This exemplar of public involvement was able to draw on the expertise of both individual patients and patient-led groups: groups with large nationwide memberships that elect Trustees, some of whom personally suffer with gastrointestinal disorders. The work distinguished the passive involvement of patients talking about their own lives from the active involvement of spokespeople engaging directly with evidence-informed guidelines and debating directly with clinicians and researchers. That debate may have been informed by a formal appraisal of how the guidelines were developed, taking into account the quality of research evidence and the quality of public involvement.12
The involvement of individual patients and patient groups in this work was complemented by the involvement of general practices. Less clear is the extent of the role of industry. Although not engaged in this process, industry has a key role in developing and evaluating medicines and nutritional products for managing these conditions, and a formal role in the development of NICE guidelines. The potential for indirect influence through sponsoring clinical researchers or patient groups is more difficult to assess.
Particularly valuable for this work were the formal consensus development methods which allowed time for thought and debate among the mixed group of participants. Their collective achievement has contributed to a computerised decision support system based on the quality criteria installed for piloting in 39 GP practices. The aim is to make a real difference to how patients cope and, with the support of their GPs, manage these conditions. More may yet be learned about the different perspectives on management of chronic conditions by considering what was not prioritised, and where there was no consensus.
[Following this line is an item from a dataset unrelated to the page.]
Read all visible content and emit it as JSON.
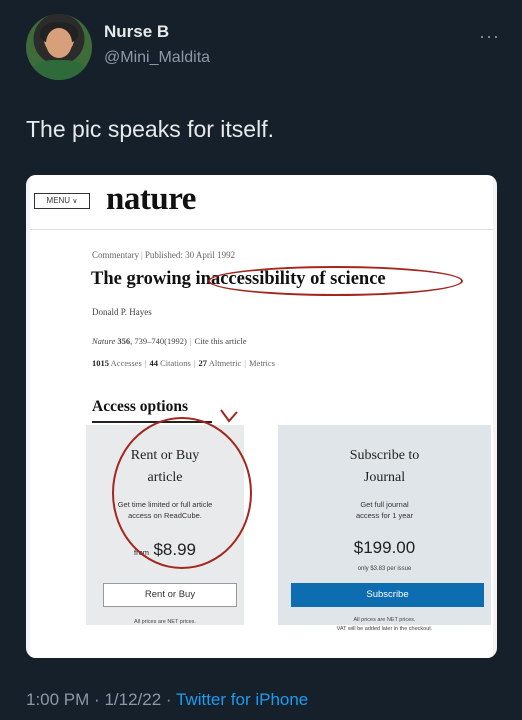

General practice can advance by incorporating the strategies modelled here: engaging clinicians and patients directly with each other and with research evidence about health conditions and their management. Such initiatives can use and generate knowledge about implementing research findings and the growing evidence about public involvement.
Because clinical need should not be determined by the loudest voices,4 there is a need to seek individuals alongside organisations both when debating health services and research generally and for specific conditions. Finally, a healthy scepticism about consensus could prompt more detailed analysis of contributions and influence (direct and indirect) from each quarter to increase our understanding of different perspectives and collective decision-making.
Commissioned; peer reviewed.